> Task directions: Each line below needs to be returned exactly. Skip any picture.

------ Dataset excerpts

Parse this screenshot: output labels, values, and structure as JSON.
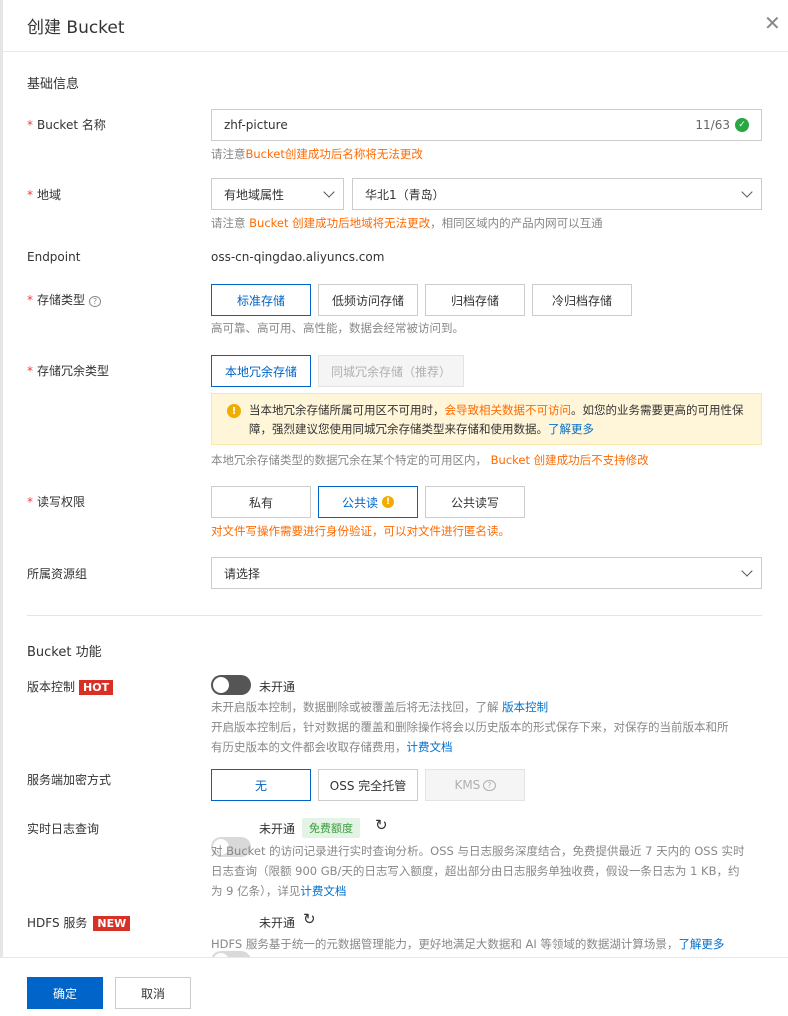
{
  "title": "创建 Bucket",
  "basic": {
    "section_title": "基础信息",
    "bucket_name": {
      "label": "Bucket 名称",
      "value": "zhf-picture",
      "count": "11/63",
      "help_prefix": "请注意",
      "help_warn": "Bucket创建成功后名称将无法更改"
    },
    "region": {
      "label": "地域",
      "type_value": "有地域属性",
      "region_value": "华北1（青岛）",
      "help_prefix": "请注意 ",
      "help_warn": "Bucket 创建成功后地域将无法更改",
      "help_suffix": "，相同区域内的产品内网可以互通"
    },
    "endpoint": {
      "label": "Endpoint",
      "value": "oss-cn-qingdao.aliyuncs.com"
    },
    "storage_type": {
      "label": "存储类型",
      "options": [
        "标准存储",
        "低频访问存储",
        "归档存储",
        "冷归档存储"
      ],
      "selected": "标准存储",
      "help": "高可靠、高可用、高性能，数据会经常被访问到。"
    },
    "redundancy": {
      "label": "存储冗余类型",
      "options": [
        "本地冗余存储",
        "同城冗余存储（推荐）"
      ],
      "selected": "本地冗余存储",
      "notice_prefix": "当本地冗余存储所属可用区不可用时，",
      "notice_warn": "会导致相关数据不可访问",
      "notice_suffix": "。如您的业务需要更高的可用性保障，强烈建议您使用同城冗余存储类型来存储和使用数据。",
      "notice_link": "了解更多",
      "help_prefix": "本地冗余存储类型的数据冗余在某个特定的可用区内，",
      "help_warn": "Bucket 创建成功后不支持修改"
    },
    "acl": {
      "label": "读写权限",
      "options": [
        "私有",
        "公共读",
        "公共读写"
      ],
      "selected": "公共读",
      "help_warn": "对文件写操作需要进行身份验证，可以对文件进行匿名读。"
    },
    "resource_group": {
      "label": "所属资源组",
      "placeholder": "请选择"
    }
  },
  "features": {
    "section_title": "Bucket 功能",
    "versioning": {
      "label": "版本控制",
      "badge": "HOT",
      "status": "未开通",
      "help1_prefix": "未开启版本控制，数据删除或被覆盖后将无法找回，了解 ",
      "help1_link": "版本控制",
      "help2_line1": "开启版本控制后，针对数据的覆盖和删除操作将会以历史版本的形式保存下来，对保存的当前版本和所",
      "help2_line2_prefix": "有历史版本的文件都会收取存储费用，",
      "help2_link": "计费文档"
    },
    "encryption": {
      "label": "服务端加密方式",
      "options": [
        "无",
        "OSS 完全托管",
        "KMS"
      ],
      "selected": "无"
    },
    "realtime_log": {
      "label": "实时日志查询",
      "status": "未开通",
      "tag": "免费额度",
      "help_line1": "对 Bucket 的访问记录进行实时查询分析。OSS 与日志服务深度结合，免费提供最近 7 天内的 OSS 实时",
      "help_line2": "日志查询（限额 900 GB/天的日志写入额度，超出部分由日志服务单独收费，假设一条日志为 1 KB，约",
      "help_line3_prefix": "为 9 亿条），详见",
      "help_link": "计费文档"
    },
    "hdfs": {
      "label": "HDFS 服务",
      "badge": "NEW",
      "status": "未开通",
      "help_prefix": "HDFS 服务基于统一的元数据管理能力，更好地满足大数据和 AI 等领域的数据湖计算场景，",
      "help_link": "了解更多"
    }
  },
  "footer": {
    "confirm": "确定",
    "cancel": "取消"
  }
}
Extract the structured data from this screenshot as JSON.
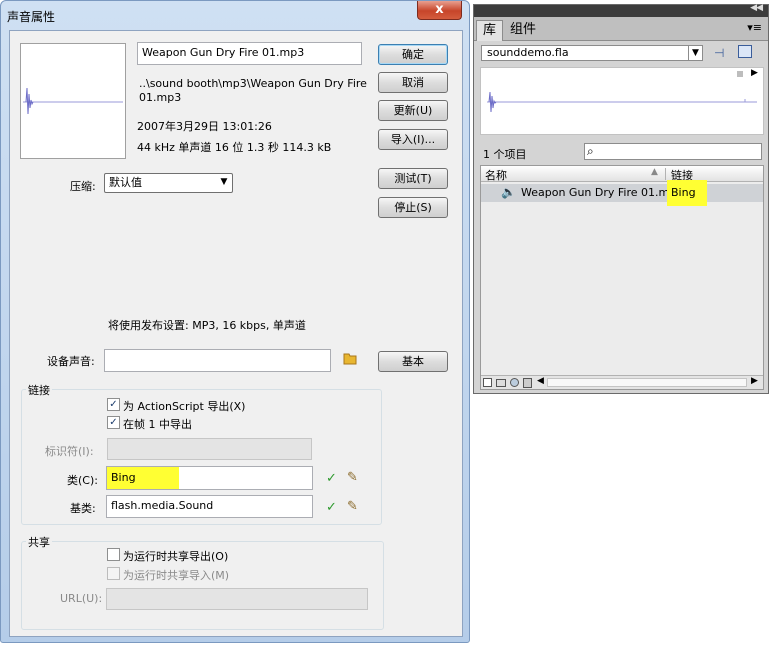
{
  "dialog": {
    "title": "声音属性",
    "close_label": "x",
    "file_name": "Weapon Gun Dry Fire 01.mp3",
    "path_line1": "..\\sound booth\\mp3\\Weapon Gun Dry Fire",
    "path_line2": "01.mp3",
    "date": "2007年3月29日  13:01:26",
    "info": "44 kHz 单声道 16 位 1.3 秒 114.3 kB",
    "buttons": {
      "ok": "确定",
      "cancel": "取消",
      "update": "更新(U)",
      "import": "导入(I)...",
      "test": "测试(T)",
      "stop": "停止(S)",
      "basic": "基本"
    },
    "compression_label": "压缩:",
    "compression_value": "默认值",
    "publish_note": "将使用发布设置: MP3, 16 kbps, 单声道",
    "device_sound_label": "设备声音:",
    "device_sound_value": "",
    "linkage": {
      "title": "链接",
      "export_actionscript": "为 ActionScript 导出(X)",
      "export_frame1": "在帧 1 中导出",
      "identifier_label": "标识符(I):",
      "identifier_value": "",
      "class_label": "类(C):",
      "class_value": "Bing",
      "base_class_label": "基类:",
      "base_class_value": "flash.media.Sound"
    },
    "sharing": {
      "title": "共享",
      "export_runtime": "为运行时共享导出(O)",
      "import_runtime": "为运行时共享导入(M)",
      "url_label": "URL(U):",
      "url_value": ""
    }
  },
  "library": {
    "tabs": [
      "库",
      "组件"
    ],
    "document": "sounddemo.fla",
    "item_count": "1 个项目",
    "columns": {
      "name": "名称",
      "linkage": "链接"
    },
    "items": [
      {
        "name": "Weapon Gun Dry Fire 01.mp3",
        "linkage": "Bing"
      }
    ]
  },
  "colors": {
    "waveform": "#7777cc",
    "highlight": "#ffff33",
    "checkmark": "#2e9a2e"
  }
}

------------

> The answer:
Parse this screenshot: output labels, values, and structure as JSON.
{
  "title": "创建 Bucket",
  "basic": {
    "section_title": "基础信息",
    "bucket_name": {
      "label": "Bucket 名称",
      "value": "zhf-picture",
      "count": "11/63",
      "help_prefix": "请注意",
      "help_warn": "Bucket创建成功后名称将无法更改"
    },
    "region": {
      "label": "地域",
      "type_value": "有地域属性",
      "region_value": "华北1（青岛）",
      "help_prefix": "请注意 ",
      "help_warn": "Bucket 创建成功后地域将无法更改",
      "help_suffix": "，相同区域内的产品内网可以互通"
    },
    "endpoint": {
      "label": "Endpoint",
      "value": "oss-cn-qingdao.aliyuncs.com"
    },
    "storage_type": {
      "label": "存储类型",
      "options": [
        "标准存储",
        "低频访问存储",
        "归档存储",
        "冷归档存储"
      ],
      "selected": "标准存储",
      "help": "高可靠、高可用、高性能，数据会经常被访问到。"
    },
    "redundancy": {
      "label": "存储冗余类型",
      "options": [
        "本地冗余存储",
        "同城冗余存储（推荐）"
      ],
      "selected": "本地冗余存储",
      "notice_prefix": "当本地冗余存储所属可用区不可用时，",
      "notice_warn": "会导致相关数据不可访问",
      "notice_suffix": "。如您的业务需要更高的可用性保障，强烈建议您使用同城冗余存储类型来存储和使用数据。",
      "notice_link": "了解更多",
      "help_prefix": "本地冗余存储类型的数据冗余在某个特定的可用区内，",
      "help_warn": "Bucket 创建成功后不支持修改"
    },
    "acl": {
      "label": "读写权限",
      "options": [
        "私有",
        "公共读",
        "公共读写"
      ],
      "selected": "公共读",
      "help_warn": "对文件写操作需要进行身份验证，可以对文件进行匿名读。"
    },
    "resource_group": {
      "label": "所属资源组",
      "placeholder": "请选择"
    }
  },
  "features": {
    "section_title": "Bucket 功能",
    "versioning": {
      "label": "版本控制",
      "badge": "HOT",
      "status": "未开通",
      "help1_prefix": "未开启版本控制，数据删除或被覆盖后将无法找回，了解 ",
      "help1_link": "版本控制",
      "help2_line1": "开启版本控制后，针对数据的覆盖和删除操作将会以历史版本的形式保存下来，对保存的当前版本和所",
      "help2_line2_prefix": "有历史版本的文件都会收取存储费用，",
      "help2_link": "计费文档"
    },
    "encryption": {
      "label": "服务端加密方式",
      "options": [
        "无",
        "OSS 完全托管",
        "KMS"
      ],
      "selected": "无"
    },
    "realtime_log": {
      "label": "实时日志查询",
      "status": "未开通",
      "tag": "免费额度",
      "help_line1": "对 Bucket 的访问记录进行实时查询分析。OSS 与日志服务深度结合，免费提供最近 7 天内的 OSS 实时",
      "help_line2": "日志查询（限额 900 GB/天的日志写入额度，超出部分由日志服务单独收费，假设一条日志为 1 KB，约",
      "help_line3_prefix": "为 9 亿条），详见",
      "help_link": "计费文档"
    },
    "hdfs": {
      "label": "HDFS 服务",
      "badge": "NEW",
      "status": "未开通",
      "help_prefix": "HDFS 服务基于统一的元数据管理能力，更好地满足大数据和 AI 等领域的数据湖计算场景，",
      "help_link": "了解更多"
    }
  },
  "footer": {
    "confirm": "确定",
    "cancel": "取消"
  }
}
Extract the structured data from this screenshot as JSON.
{
  "dialog": {
    "title": "声音属性",
    "close_label": "x",
    "file_name": "Weapon Gun Dry Fire 01.mp3",
    "path_line1": "..\\sound booth\\mp3\\Weapon Gun Dry Fire",
    "path_line2": "01.mp3",
    "date": "2007年3月29日  13:01:26",
    "info": "44 kHz 单声道 16 位 1.3 秒 114.3 kB",
    "buttons": {
      "ok": "确定",
      "cancel": "取消",
      "update": "更新(U)",
      "import": "导入(I)...",
      "test": "测试(T)",
      "stop": "停止(S)",
      "basic": "基本"
    },
    "compression_label": "压缩:",
    "compression_value": "默认值",
    "publish_note": "将使用发布设置: MP3, 16 kbps, 单声道",
    "device_sound_label": "设备声音:",
    "device_sound_value": "",
    "linkage": {
      "title": "链接",
      "export_actionscript": "为 ActionScript 导出(X)",
      "export_frame1": "在帧 1 中导出",
      "identifier_label": "标识符(I):",
      "identifier_value": "",
      "class_label": "类(C):",
      "class_value": "Bing",
      "base_class_label": "基类:",
      "base_class_value": "flash.media.Sound"
    },
    "sharing": {
      "title": "共享",
      "export_runtime": "为运行时共享导出(O)",
      "import_runtime": "为运行时共享导入(M)",
      "url_label": "URL(U):",
      "url_value": ""
    }
  },
  "library": {
    "tabs": [
      "库",
      "组件"
    ],
    "document": "sounddemo.fla",
    "item_count": "1 个项目",
    "columns": {
      "name": "名称",
      "linkage": "链接"
    },
    "items": [
      {
        "name": "Weapon Gun Dry Fire 01.mp3",
        "linkage": "Bing"
      }
    ]
  },
  "colors": {
    "waveform": "#7777cc",
    "highlight": "#ffff33",
    "checkmark": "#2e9a2e"
  }
}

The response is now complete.